On March 22, over 80 Bridgewater residents came together at a community gathering at the Bridgewater Grange Hall to express their feelings about the Bridgewater Village School and the notion of demolishing it, despite its good condition, historic significance and importance to our community. Afterward, a group of concerned citizens attended several Selectboard meetings to restate the wisdom of repurposing and preserving it as a significant landmark. We have recently met with two organizations that help towns with community and economic development and we held two worthwhile brainstorming sessions. Our central goal is to preserve this important building and ensure its continued use.

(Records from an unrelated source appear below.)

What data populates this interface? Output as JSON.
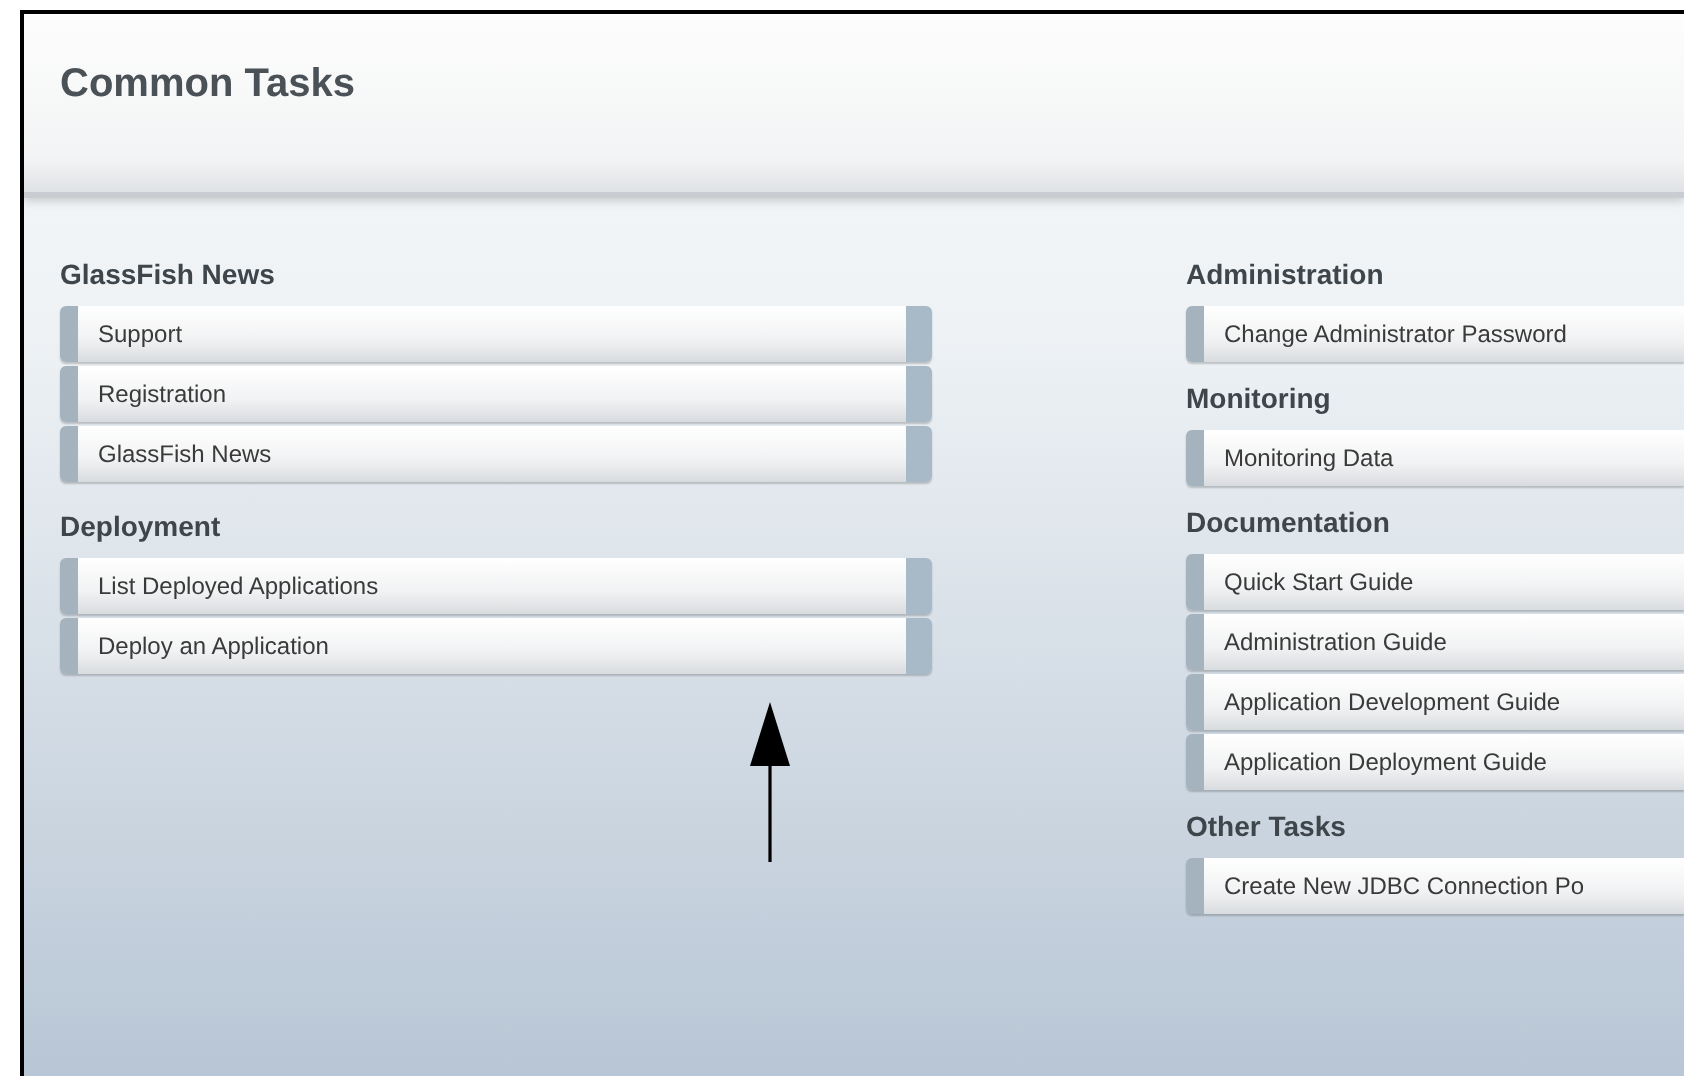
{
  "page_title": "Common Tasks",
  "left_column": [
    {
      "heading": "GlassFish News",
      "buttons": [
        "Support",
        "Registration",
        "GlassFish News"
      ]
    },
    {
      "heading": "Deployment",
      "buttons": [
        "List Deployed Applications",
        "Deploy an Application"
      ]
    }
  ],
  "right_column": [
    {
      "heading": "Administration",
      "buttons": [
        "Change Administrator Password"
      ]
    },
    {
      "heading": "Monitoring",
      "buttons": [
        "Monitoring Data"
      ]
    },
    {
      "heading": "Documentation",
      "buttons": [
        "Quick Start Guide",
        "Administration Guide",
        "Application Development Guide",
        "Application Deployment Guide"
      ]
    },
    {
      "heading": "Other Tasks",
      "buttons": [
        "Create New JDBC Connection Po"
      ]
    }
  ]
}
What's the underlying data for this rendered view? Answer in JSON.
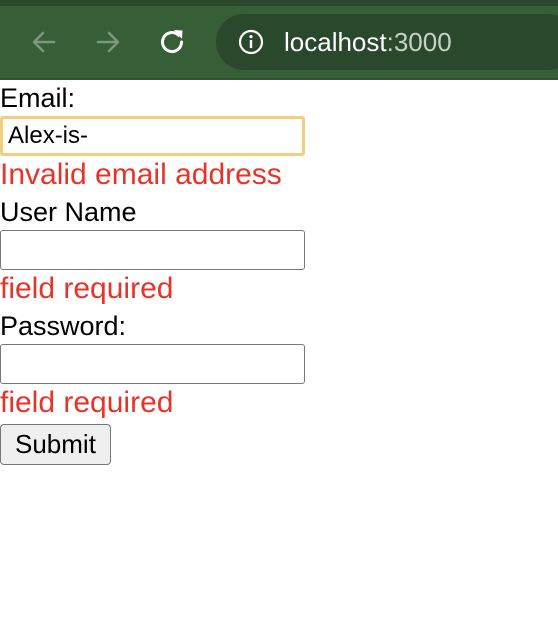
{
  "browser": {
    "url_host": "localhost",
    "url_port": ":3000",
    "icons": {
      "back": "arrow-left-icon",
      "forward": "arrow-right-icon",
      "reload": "reload-icon",
      "site_info": "info-icon"
    }
  },
  "form": {
    "email": {
      "label": "Email:",
      "value": "Alex-is-",
      "error": "Invalid email address"
    },
    "username": {
      "label": "User Name",
      "value": "",
      "error": "field required"
    },
    "password": {
      "label": "Password:",
      "value": "",
      "error": "field required"
    },
    "submit_label": "Submit"
  },
  "colors": {
    "toolbar": "#365e37",
    "error": "#e5352b",
    "focus_ring": "#f2cf7f"
  }
}
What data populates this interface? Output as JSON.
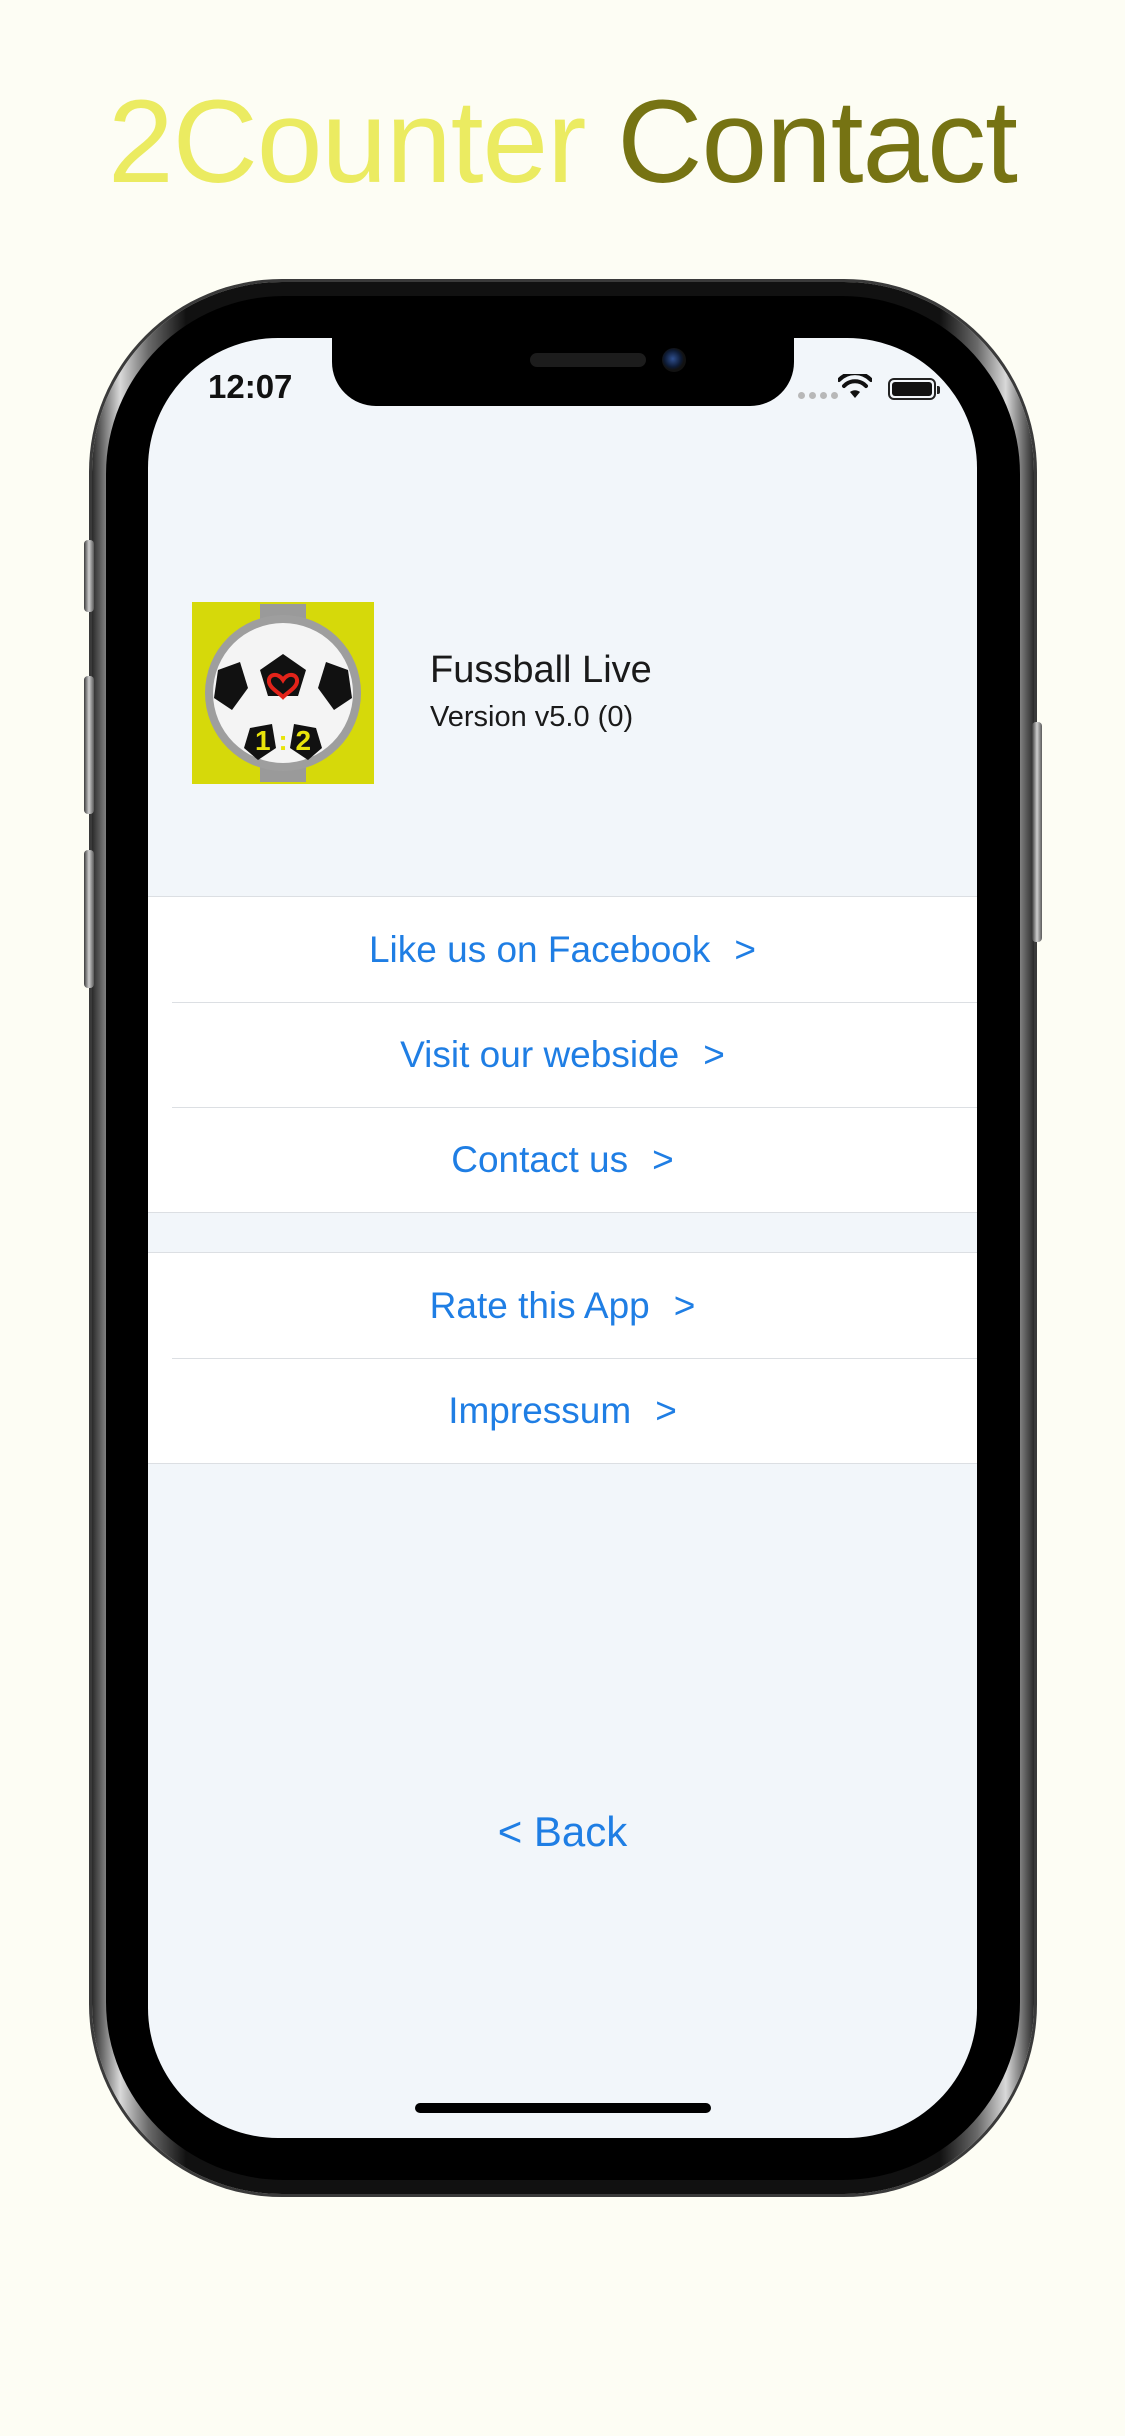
{
  "headline": {
    "word1": "2Counter",
    "word2": "Contact"
  },
  "status_bar": {
    "time": "12:07"
  },
  "app": {
    "name": "Fussball Live",
    "version": "Version v5.0 (0)",
    "icon_score": "1 : 2"
  },
  "links_group_1": [
    {
      "label": "Like us on Facebook",
      "chevron": ">"
    },
    {
      "label": "Visit our webside",
      "chevron": ">"
    },
    {
      "label": "Contact us",
      "chevron": ">"
    }
  ],
  "links_group_2": [
    {
      "label": "Rate this App",
      "chevron": ">"
    },
    {
      "label": "Impressum",
      "chevron": ">"
    }
  ],
  "back": {
    "label": "< Back"
  },
  "colors": {
    "background": "#fdfdf4",
    "headline_light": "#ebeb61",
    "headline_dark": "#767313",
    "link_blue": "#1f7ee4",
    "icon_yellow": "#d6d90a"
  }
}
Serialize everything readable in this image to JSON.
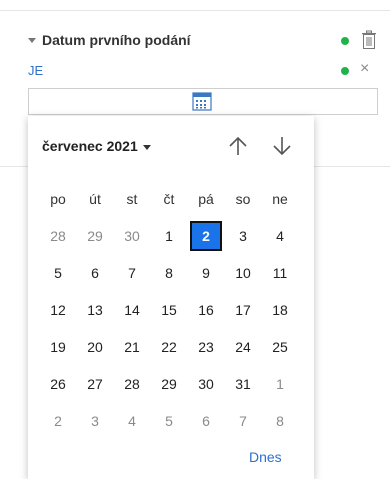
{
  "filter": {
    "title": "Datum prvního podání",
    "operator": "JE",
    "status_color": "#22b24c"
  },
  "calendar": {
    "month_label": "červenec 2021",
    "weekdays": [
      "po",
      "út",
      "st",
      "čt",
      "pá",
      "so",
      "ne"
    ],
    "weeks": [
      [
        {
          "d": "28",
          "m": "o"
        },
        {
          "d": "29",
          "m": "o"
        },
        {
          "d": "30",
          "m": "o"
        },
        {
          "d": "1",
          "m": "c"
        },
        {
          "d": "2",
          "m": "s"
        },
        {
          "d": "3",
          "m": "c"
        },
        {
          "d": "4",
          "m": "c"
        }
      ],
      [
        {
          "d": "5",
          "m": "c"
        },
        {
          "d": "6",
          "m": "c"
        },
        {
          "d": "7",
          "m": "c"
        },
        {
          "d": "8",
          "m": "c"
        },
        {
          "d": "9",
          "m": "c"
        },
        {
          "d": "10",
          "m": "c"
        },
        {
          "d": "11",
          "m": "c"
        }
      ],
      [
        {
          "d": "12",
          "m": "c"
        },
        {
          "d": "13",
          "m": "c"
        },
        {
          "d": "14",
          "m": "c"
        },
        {
          "d": "15",
          "m": "c"
        },
        {
          "d": "16",
          "m": "c"
        },
        {
          "d": "17",
          "m": "c"
        },
        {
          "d": "18",
          "m": "c"
        }
      ],
      [
        {
          "d": "19",
          "m": "c"
        },
        {
          "d": "20",
          "m": "c"
        },
        {
          "d": "21",
          "m": "c"
        },
        {
          "d": "22",
          "m": "c"
        },
        {
          "d": "23",
          "m": "c"
        },
        {
          "d": "24",
          "m": "c"
        },
        {
          "d": "25",
          "m": "c"
        }
      ],
      [
        {
          "d": "26",
          "m": "c"
        },
        {
          "d": "27",
          "m": "c"
        },
        {
          "d": "28",
          "m": "c"
        },
        {
          "d": "29",
          "m": "c"
        },
        {
          "d": "30",
          "m": "c"
        },
        {
          "d": "31",
          "m": "c"
        },
        {
          "d": "1",
          "m": "o"
        }
      ],
      [
        {
          "d": "2",
          "m": "o"
        },
        {
          "d": "3",
          "m": "o"
        },
        {
          "d": "4",
          "m": "o"
        },
        {
          "d": "5",
          "m": "o"
        },
        {
          "d": "6",
          "m": "o"
        },
        {
          "d": "7",
          "m": "o"
        },
        {
          "d": "8",
          "m": "o"
        }
      ]
    ],
    "today_label": "Dnes",
    "icons": {
      "prev": "arrow-up-icon",
      "next": "arrow-down-icon",
      "calendar": "calendar-icon",
      "delete": "trash-icon",
      "remove": "close-icon"
    }
  }
}
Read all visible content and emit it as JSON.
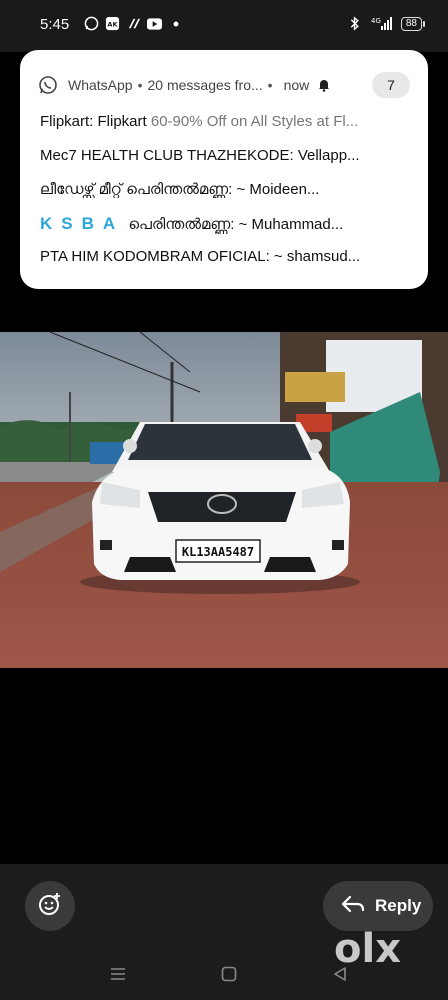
{
  "status_bar": {
    "time": "5:45",
    "left_icons": [
      "whatsapp-icon",
      "ak-app-icon",
      "app-icon",
      "youtube-icon",
      "dot-icon"
    ],
    "right_icons": [
      "bluetooth-icon",
      "4g-signal-icon"
    ],
    "network": "4G",
    "battery": "88"
  },
  "notification": {
    "app_name": "WhatsApp",
    "separator": "•",
    "summary": "20 messages fro...",
    "time": "now",
    "count": "7",
    "messages": [
      {
        "sender": "Flipkart: Flipkart",
        "body_bold": "60-90",
        "body": "% Off on All Styles at Fl..."
      },
      {
        "sender": "Mec7 HEALTH CLUB  THAZHEKODE: Vellapp..."
      },
      {
        "sender": "ലീഡേഴ്സ് മീറ്റ് പെരിന്തൽമണ്ണ: ~ Moideen..."
      },
      {
        "prefix": "KSBA",
        "sender": "പെരിന്തൽമണ്ണ: ~ Muhammad..."
      },
      {
        "sender": "PTA HIM KODOMBRAM OFICIAL: ~ shamsud..."
      }
    ]
  },
  "photo": {
    "plate": "KL13AA5487"
  },
  "bottom": {
    "reply_label": "Reply",
    "logo": "olx",
    "sticker_icon": "sticker-icon"
  },
  "nav": [
    "menu-icon",
    "home-icon",
    "back-icon"
  ]
}
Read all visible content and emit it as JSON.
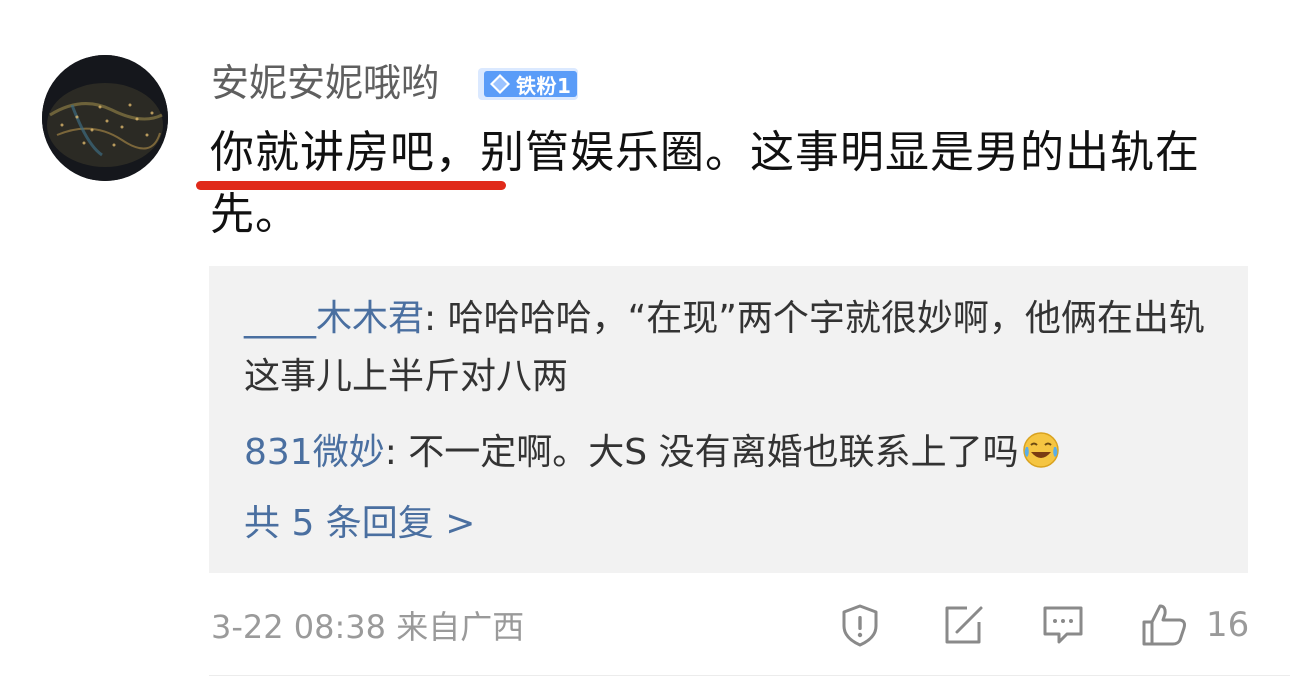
{
  "comment": {
    "username": "安妮安妮哦哟",
    "fan_badge": "铁粉1",
    "text": "你就讲房吧，别管娱乐圈。这事明显是男的出轨在先。"
  },
  "replies": [
    {
      "user": "____木木君",
      "text": ": 哈哈哈哈，“在现”两个字就很妙啊，他俩在出轨这事儿上半斤对八两"
    },
    {
      "user": "831微妙",
      "text": ": 不一定啊。大S 没有离婚也联系上了吗"
    }
  ],
  "more_replies": "共 5 条回复 >",
  "footer": {
    "timestamp": "3-22 08:38",
    "location": "来自广西",
    "like_count": "16"
  },
  "icons": {
    "report": "report-shield-icon",
    "share": "share-icon",
    "comment": "comment-icon",
    "like": "thumbs-up-icon",
    "emoji": "laughing-tears-emoji"
  },
  "colors": {
    "link": "#4a6fa0",
    "highlight_underline": "#e02a1a",
    "badge": "#5a9cf8"
  }
}
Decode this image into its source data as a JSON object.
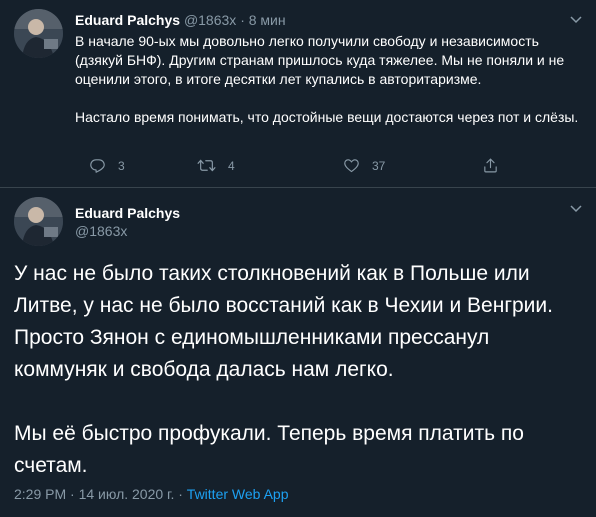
{
  "tweet1": {
    "author_name": "Eduard Palchys",
    "handle": "@1863x",
    "separator": "·",
    "time": "8 мин",
    "paragraphs": [
      "В начале 90-ых мы довольно легко получили свободу и независимость (дзякуй БНФ). Другим странам пришлось куда тяжелее. Мы не поняли и не оценили этого, в итоге десятки лет купались в авторитаризме.",
      "Настало время понимать, что достойные вещи достаются через пот и слёзы."
    ],
    "actions": {
      "reply_count": "3",
      "retweet_count": "4",
      "like_count": "37"
    }
  },
  "tweet2": {
    "author_name": "Eduard Palchys",
    "handle": "@1863x",
    "paragraphs": [
      "У нас не было таких столкновений как в Польше или Литве, у нас не было восстаний как в Чехии и Венгрии. Просто Зянон с единомышленниками прессанул коммуняк и свобода далась нам легко.",
      "Мы её быстро профукали. Теперь время платить по счетам."
    ],
    "time": "2:29 PM",
    "date": "14 июл. 2020 г.",
    "separator": "·",
    "source": "Twitter Web App"
  },
  "colors": {
    "background": "#15202b",
    "muted": "#8899a6",
    "link": "#1da1f2",
    "divider": "#38444d"
  },
  "icons": [
    "avatar-photo",
    "chevron-down-icon",
    "reply-icon",
    "retweet-icon",
    "like-icon",
    "share-icon"
  ]
}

Our next step will be to meet with the Selectboard again at its Aug. 22 meeting at 6 p.m. to present some options and suggestions, in response to the needs of our community and the best interests of Bridgewater taxpayers.

This school holds a wonderful, historic place in our town’s history and it has the potential to keep doing that. It has fostered friendships and bonds for many generations and has been a place of gathering for over 100 years. It is our hope that the Village School will remain a vibrant part of our town for another hundred years, or more! It deserves careful consideration and planning before it’s unfairly cast aside.

This is an opportunity to work together to build upon the strong foundation this facility has given us. Please help us by making your wishes known and insisting on careful analysis of the pros and cons.

Brian Bontrager

Collen Doyle

Joni Kennedy

Bridgewater

For a Cleaner Mascoma Lake

On Saturday, Aug. 19, from 1 to 3 p.m., the Mascoma Lake Association and its volunteers will gather at four locations on the lake at targeted cleanup areas: Mascoma River from the town bridge to the Lakeside Park, the two boat launches (Enfield and Lebanon), and Beaver Point sandbar, accessible by the rail trail off Bridge Street. Boats and trucks are welcome but not necessary; plan to be in the water (boots, swimsuit, even mask and snorkel). We will clean the shore and shallow waters; Mascoma Lake Association leaders will provide bags.

If you can put in a couple of hours to collect trash and recyclables from our lake, please contact Bud Lynch to volunteer: bud.lynch72@gmail.com or 603- 632-4046.  The rain date is Aug. 20.

Allison Flint 

Enfield